To hunt coyotes in New York, you need a hunting license. This year’s coyote season began on October 21, 2023, and runs through March 31, 2024. During the season, you can hunt them with firearms, air guns, bows, or crossbows, day and night. It is not permitted to hunt from a vehicle, even an ATV, although it is permitted to use electronic calls and lights. Reporting your kill to wildlife officials is not required; only bobcats are subject to this requirement. It is illegal to shoot wolves or wolf-coyote hybrids. It is not appropriate for a hunter to kill a coyote that appears to be heavier and larger—about fifty pounds. Visit the website of the New York State Department of Environmental Conservation for further information, including particular rules pertaining to the use of guns.
When Will You See a Coyote If You See One?
In New York, coyotes can be seen almost anywhere, but they are most likely to be spotted during their hunting season, which runs from nightfall to morning. If there are a few in your neighborhood, you’ll definitely hear them at night because they may be rather raucous.
What Are Some Things to Remember?
First and foremost, remember that these are wild, predatory animals, despite their dog-like appearance. A coyote in a populous location may get used to people and lose some of its anxiety, particularly if it has been fed by misinformed people. Additionally keep in mind that coyotes are not rabies vaccinated, in contrast to pet dogs. It is possible for a coyote to carry this deadly illness.
How Should You Proceed?
For all these reasons, back off and maintain your distance. If the animal approaches, scare it away by yelling, screaming, throwing objects, and waving your arms to make yourself appear larger. Notify the local wildlife authorities of the sighting, especially if it occurs in an urban area.
How Do You Keep Coyotes Away?
If you own property in a rural or suburban location, keep in mind that coyotes do have beneficial roles in the ecosystem. It’s not necessary to remove one simply because you find one on your land. However, here are some things you can do to make your house less coyote-friendly if you have small pets, children, livestock, or other items that could be in danger, or if a coyote is acting violently on your property:
Get wolf urine online and use it to spray your property’s perimeter.
Get a large-breed guard dog for the estate.
Install alarms and lights with motion sensors.
Make a fence that is six feet high.
Reduce overgrown brush and shrubs to eliminate potential hiding spots.
tightly fitting lids for trash cans.
Keep any leftover pet food inside and avoid feeding your animals outside.
Coyotes search for the simplest food sources. By using the aforementioned techniques, you can urge the coyote in your area to switch to a less difficult food source.

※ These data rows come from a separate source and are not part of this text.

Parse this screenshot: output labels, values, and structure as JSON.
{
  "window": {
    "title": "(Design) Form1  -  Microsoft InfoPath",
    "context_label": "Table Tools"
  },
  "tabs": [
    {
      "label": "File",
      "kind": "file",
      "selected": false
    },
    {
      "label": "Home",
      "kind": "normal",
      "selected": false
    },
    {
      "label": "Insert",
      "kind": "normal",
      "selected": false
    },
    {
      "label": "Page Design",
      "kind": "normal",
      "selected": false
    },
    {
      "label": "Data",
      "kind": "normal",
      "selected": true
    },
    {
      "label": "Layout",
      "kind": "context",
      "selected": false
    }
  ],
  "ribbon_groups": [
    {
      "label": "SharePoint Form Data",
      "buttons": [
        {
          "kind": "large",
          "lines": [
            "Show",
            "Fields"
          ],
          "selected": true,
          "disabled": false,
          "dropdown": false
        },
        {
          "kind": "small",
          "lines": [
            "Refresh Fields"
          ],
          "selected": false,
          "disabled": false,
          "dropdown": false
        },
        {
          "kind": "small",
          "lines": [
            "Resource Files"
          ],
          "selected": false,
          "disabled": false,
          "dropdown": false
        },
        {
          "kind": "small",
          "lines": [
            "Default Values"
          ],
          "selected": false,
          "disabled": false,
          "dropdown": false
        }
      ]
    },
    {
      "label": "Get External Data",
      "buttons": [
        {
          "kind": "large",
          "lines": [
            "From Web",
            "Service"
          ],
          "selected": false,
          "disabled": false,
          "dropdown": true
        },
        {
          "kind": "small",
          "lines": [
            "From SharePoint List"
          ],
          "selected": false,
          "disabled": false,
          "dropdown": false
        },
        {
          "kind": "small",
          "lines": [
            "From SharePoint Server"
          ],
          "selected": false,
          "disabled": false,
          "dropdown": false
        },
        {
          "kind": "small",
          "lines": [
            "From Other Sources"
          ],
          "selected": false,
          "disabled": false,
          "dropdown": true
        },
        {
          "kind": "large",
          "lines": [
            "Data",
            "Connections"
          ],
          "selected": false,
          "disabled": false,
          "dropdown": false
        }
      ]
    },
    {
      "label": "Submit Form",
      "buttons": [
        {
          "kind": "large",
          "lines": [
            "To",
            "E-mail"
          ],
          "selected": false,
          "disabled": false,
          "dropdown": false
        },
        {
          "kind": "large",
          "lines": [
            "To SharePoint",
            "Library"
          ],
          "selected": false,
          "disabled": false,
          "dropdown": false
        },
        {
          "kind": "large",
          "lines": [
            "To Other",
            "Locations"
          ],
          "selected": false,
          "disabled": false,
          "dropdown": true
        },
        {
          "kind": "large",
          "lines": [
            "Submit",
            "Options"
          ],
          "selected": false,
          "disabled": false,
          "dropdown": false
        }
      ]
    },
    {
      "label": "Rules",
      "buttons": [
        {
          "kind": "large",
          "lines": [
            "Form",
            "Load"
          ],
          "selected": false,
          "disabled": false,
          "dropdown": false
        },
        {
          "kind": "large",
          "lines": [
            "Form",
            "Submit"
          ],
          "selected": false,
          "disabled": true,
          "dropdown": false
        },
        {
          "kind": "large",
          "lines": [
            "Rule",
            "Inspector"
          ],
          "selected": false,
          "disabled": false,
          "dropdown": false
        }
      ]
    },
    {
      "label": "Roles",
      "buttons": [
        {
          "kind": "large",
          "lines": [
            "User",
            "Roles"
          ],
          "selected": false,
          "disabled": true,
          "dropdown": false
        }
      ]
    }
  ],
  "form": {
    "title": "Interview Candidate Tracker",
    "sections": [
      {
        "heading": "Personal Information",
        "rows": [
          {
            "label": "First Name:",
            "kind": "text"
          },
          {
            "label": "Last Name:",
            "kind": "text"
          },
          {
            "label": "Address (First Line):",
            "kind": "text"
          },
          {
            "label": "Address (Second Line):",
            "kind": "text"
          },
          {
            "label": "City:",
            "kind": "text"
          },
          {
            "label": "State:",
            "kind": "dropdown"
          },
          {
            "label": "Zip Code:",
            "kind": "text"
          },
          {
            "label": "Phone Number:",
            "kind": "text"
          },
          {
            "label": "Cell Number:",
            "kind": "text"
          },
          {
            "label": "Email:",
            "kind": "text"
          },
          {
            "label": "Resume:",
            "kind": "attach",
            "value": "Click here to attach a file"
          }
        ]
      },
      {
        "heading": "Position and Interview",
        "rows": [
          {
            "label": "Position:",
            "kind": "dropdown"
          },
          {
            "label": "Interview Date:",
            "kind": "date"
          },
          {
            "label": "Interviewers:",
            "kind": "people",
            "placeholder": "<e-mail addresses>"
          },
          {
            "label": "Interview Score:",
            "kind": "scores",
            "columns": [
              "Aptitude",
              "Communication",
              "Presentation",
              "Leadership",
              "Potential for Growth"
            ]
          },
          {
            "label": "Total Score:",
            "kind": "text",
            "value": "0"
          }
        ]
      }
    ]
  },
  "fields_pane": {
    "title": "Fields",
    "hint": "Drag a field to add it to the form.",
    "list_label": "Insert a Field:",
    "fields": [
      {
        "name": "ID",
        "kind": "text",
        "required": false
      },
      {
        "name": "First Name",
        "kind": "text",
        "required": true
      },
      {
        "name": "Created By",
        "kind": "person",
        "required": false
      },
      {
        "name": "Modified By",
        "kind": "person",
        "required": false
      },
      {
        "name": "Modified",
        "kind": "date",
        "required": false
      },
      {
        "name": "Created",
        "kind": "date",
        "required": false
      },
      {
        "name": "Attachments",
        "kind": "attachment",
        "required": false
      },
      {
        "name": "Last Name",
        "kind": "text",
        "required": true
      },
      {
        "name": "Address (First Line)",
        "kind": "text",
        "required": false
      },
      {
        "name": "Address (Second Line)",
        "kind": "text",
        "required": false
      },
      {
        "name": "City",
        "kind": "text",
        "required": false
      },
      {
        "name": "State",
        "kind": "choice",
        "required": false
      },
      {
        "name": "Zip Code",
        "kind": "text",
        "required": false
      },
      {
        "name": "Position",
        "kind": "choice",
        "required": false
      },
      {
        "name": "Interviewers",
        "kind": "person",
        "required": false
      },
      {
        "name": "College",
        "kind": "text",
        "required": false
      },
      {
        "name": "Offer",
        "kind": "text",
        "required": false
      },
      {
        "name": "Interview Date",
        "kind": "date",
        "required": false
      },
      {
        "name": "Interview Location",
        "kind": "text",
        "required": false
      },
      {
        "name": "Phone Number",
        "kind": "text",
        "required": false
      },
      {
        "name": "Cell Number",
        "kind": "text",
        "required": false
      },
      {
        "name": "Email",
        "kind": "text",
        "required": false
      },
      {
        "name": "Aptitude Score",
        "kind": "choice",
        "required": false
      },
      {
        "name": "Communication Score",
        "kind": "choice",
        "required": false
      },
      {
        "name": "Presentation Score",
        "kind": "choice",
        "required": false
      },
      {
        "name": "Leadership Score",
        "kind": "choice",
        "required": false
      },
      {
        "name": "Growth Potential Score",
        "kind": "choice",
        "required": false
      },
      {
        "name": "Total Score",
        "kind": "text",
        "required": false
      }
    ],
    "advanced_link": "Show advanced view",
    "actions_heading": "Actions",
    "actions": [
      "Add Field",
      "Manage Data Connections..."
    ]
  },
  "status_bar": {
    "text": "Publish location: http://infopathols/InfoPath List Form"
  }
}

The Final Word
Coyotes are sly creatures who feed on rodents, carrion, and trash by coming out at night. They pose less of a hazard to you than the dogs of your neighbors because they seldom attack humans. Thus, if you happen to spot a coyote, appreciate it from a safe distance and take appropriate action if you think there may be a threat.